A movie log formerly known as Bookishness / By Charles Matthews
"Dazzled by so many and such marvelous inventions, the people of Macondo ... became indignant over the living images that the prosperous merchant Bruno Crespi projected in the theater with the lion-head ticket windows, for a character who had died and was buried in one film and for whose misfortune tears had been shed would reappear alive and transformed into an Arab in the next one. The audience, who had paid two cents apiece to share the difficulties of the actors, would not tolerate that outlandish fraud and they broke up the seats. The mayor, at the urging of Bruno Crespi, explained in a proclamation that the cinema was a machine of illusions that did not merit the emotional outbursts of the audience. With that discouraging explanation many ... decided not to return to the movies, considering that they already had too many troubles of their own to weep over the acted-out misfortunes of imaginary beings."--Gabriel García Márquez, One Hundred Years of Solitude
Friday, November 18, 2016
The Mirror (Andrei Tarkovsky, 1975)
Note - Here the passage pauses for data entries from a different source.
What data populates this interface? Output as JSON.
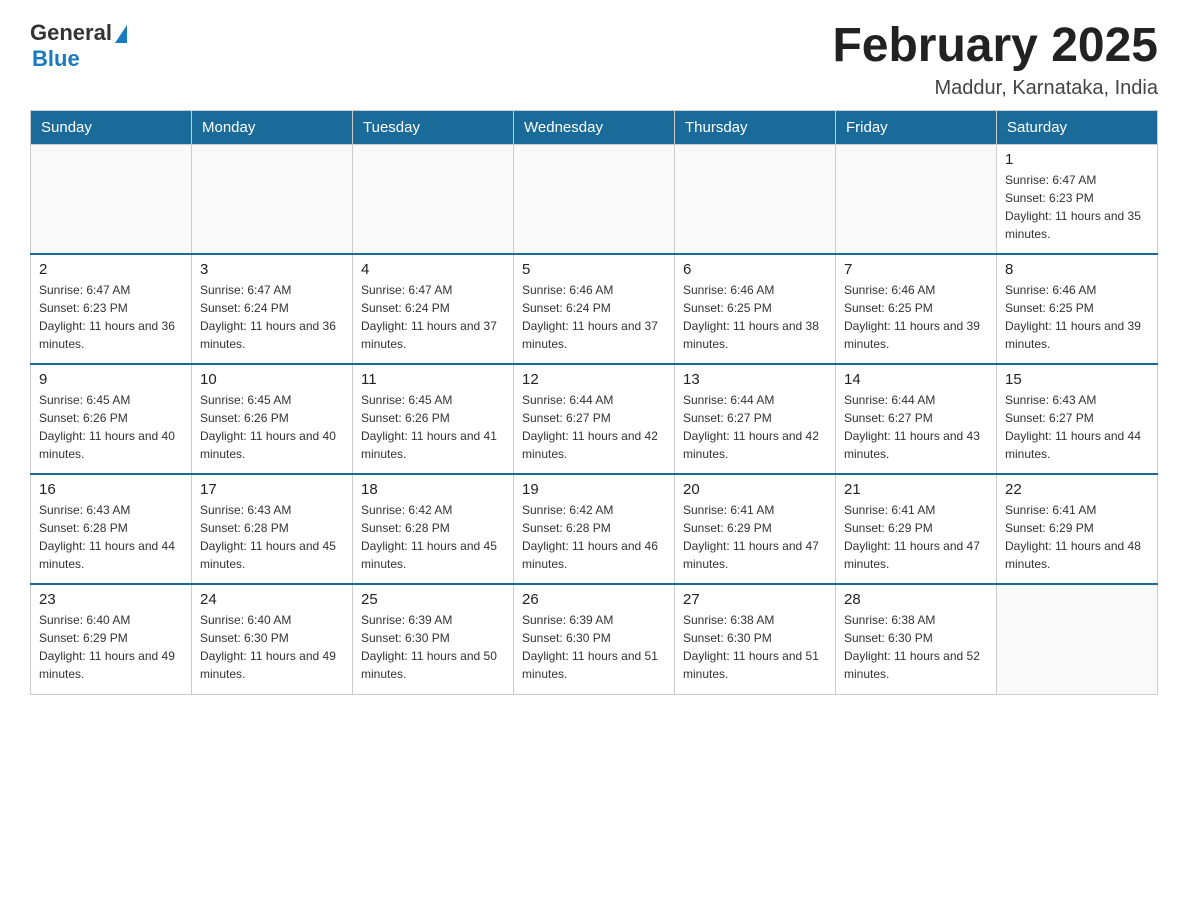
{
  "header": {
    "logo_general": "General",
    "logo_blue": "Blue",
    "month_title": "February 2025",
    "location": "Maddur, Karnataka, India"
  },
  "days_of_week": [
    "Sunday",
    "Monday",
    "Tuesday",
    "Wednesday",
    "Thursday",
    "Friday",
    "Saturday"
  ],
  "weeks": [
    [
      {
        "day": "",
        "sunrise": "",
        "sunset": "",
        "daylight": ""
      },
      {
        "day": "",
        "sunrise": "",
        "sunset": "",
        "daylight": ""
      },
      {
        "day": "",
        "sunrise": "",
        "sunset": "",
        "daylight": ""
      },
      {
        "day": "",
        "sunrise": "",
        "sunset": "",
        "daylight": ""
      },
      {
        "day": "",
        "sunrise": "",
        "sunset": "",
        "daylight": ""
      },
      {
        "day": "",
        "sunrise": "",
        "sunset": "",
        "daylight": ""
      },
      {
        "day": "1",
        "sunrise": "Sunrise: 6:47 AM",
        "sunset": "Sunset: 6:23 PM",
        "daylight": "Daylight: 11 hours and 35 minutes."
      }
    ],
    [
      {
        "day": "2",
        "sunrise": "Sunrise: 6:47 AM",
        "sunset": "Sunset: 6:23 PM",
        "daylight": "Daylight: 11 hours and 36 minutes."
      },
      {
        "day": "3",
        "sunrise": "Sunrise: 6:47 AM",
        "sunset": "Sunset: 6:24 PM",
        "daylight": "Daylight: 11 hours and 36 minutes."
      },
      {
        "day": "4",
        "sunrise": "Sunrise: 6:47 AM",
        "sunset": "Sunset: 6:24 PM",
        "daylight": "Daylight: 11 hours and 37 minutes."
      },
      {
        "day": "5",
        "sunrise": "Sunrise: 6:46 AM",
        "sunset": "Sunset: 6:24 PM",
        "daylight": "Daylight: 11 hours and 37 minutes."
      },
      {
        "day": "6",
        "sunrise": "Sunrise: 6:46 AM",
        "sunset": "Sunset: 6:25 PM",
        "daylight": "Daylight: 11 hours and 38 minutes."
      },
      {
        "day": "7",
        "sunrise": "Sunrise: 6:46 AM",
        "sunset": "Sunset: 6:25 PM",
        "daylight": "Daylight: 11 hours and 39 minutes."
      },
      {
        "day": "8",
        "sunrise": "Sunrise: 6:46 AM",
        "sunset": "Sunset: 6:25 PM",
        "daylight": "Daylight: 11 hours and 39 minutes."
      }
    ],
    [
      {
        "day": "9",
        "sunrise": "Sunrise: 6:45 AM",
        "sunset": "Sunset: 6:26 PM",
        "daylight": "Daylight: 11 hours and 40 minutes."
      },
      {
        "day": "10",
        "sunrise": "Sunrise: 6:45 AM",
        "sunset": "Sunset: 6:26 PM",
        "daylight": "Daylight: 11 hours and 40 minutes."
      },
      {
        "day": "11",
        "sunrise": "Sunrise: 6:45 AM",
        "sunset": "Sunset: 6:26 PM",
        "daylight": "Daylight: 11 hours and 41 minutes."
      },
      {
        "day": "12",
        "sunrise": "Sunrise: 6:44 AM",
        "sunset": "Sunset: 6:27 PM",
        "daylight": "Daylight: 11 hours and 42 minutes."
      },
      {
        "day": "13",
        "sunrise": "Sunrise: 6:44 AM",
        "sunset": "Sunset: 6:27 PM",
        "daylight": "Daylight: 11 hours and 42 minutes."
      },
      {
        "day": "14",
        "sunrise": "Sunrise: 6:44 AM",
        "sunset": "Sunset: 6:27 PM",
        "daylight": "Daylight: 11 hours and 43 minutes."
      },
      {
        "day": "15",
        "sunrise": "Sunrise: 6:43 AM",
        "sunset": "Sunset: 6:27 PM",
        "daylight": "Daylight: 11 hours and 44 minutes."
      }
    ],
    [
      {
        "day": "16",
        "sunrise": "Sunrise: 6:43 AM",
        "sunset": "Sunset: 6:28 PM",
        "daylight": "Daylight: 11 hours and 44 minutes."
      },
      {
        "day": "17",
        "sunrise": "Sunrise: 6:43 AM",
        "sunset": "Sunset: 6:28 PM",
        "daylight": "Daylight: 11 hours and 45 minutes."
      },
      {
        "day": "18",
        "sunrise": "Sunrise: 6:42 AM",
        "sunset": "Sunset: 6:28 PM",
        "daylight": "Daylight: 11 hours and 45 minutes."
      },
      {
        "day": "19",
        "sunrise": "Sunrise: 6:42 AM",
        "sunset": "Sunset: 6:28 PM",
        "daylight": "Daylight: 11 hours and 46 minutes."
      },
      {
        "day": "20",
        "sunrise": "Sunrise: 6:41 AM",
        "sunset": "Sunset: 6:29 PM",
        "daylight": "Daylight: 11 hours and 47 minutes."
      },
      {
        "day": "21",
        "sunrise": "Sunrise: 6:41 AM",
        "sunset": "Sunset: 6:29 PM",
        "daylight": "Daylight: 11 hours and 47 minutes."
      },
      {
        "day": "22",
        "sunrise": "Sunrise: 6:41 AM",
        "sunset": "Sunset: 6:29 PM",
        "daylight": "Daylight: 11 hours and 48 minutes."
      }
    ],
    [
      {
        "day": "23",
        "sunrise": "Sunrise: 6:40 AM",
        "sunset": "Sunset: 6:29 PM",
        "daylight": "Daylight: 11 hours and 49 minutes."
      },
      {
        "day": "24",
        "sunrise": "Sunrise: 6:40 AM",
        "sunset": "Sunset: 6:30 PM",
        "daylight": "Daylight: 11 hours and 49 minutes."
      },
      {
        "day": "25",
        "sunrise": "Sunrise: 6:39 AM",
        "sunset": "Sunset: 6:30 PM",
        "daylight": "Daylight: 11 hours and 50 minutes."
      },
      {
        "day": "26",
        "sunrise": "Sunrise: 6:39 AM",
        "sunset": "Sunset: 6:30 PM",
        "daylight": "Daylight: 11 hours and 51 minutes."
      },
      {
        "day": "27",
        "sunrise": "Sunrise: 6:38 AM",
        "sunset": "Sunset: 6:30 PM",
        "daylight": "Daylight: 11 hours and 51 minutes."
      },
      {
        "day": "28",
        "sunrise": "Sunrise: 6:38 AM",
        "sunset": "Sunset: 6:30 PM",
        "daylight": "Daylight: 11 hours and 52 minutes."
      },
      {
        "day": "",
        "sunrise": "",
        "sunset": "",
        "daylight": ""
      }
    ]
  ]
}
Andrei Rublev (1966), and Solaris (1972) -- but I will have to see it again to decide if I want to join the consensus on its greatness: It took 19th place in the 2012 Sight and Sound critics poll of the greatest films of all time, and an astonishing 9th place in the directors' poll. I concede that it is "poetic," including the fact that Arseniy Tarkovsky, the director's father, reads his own poems in the film, and there are scenes of extraordinary beauty, the work of cinematographer Georgi Rerberg. But is that all we should ask of a film?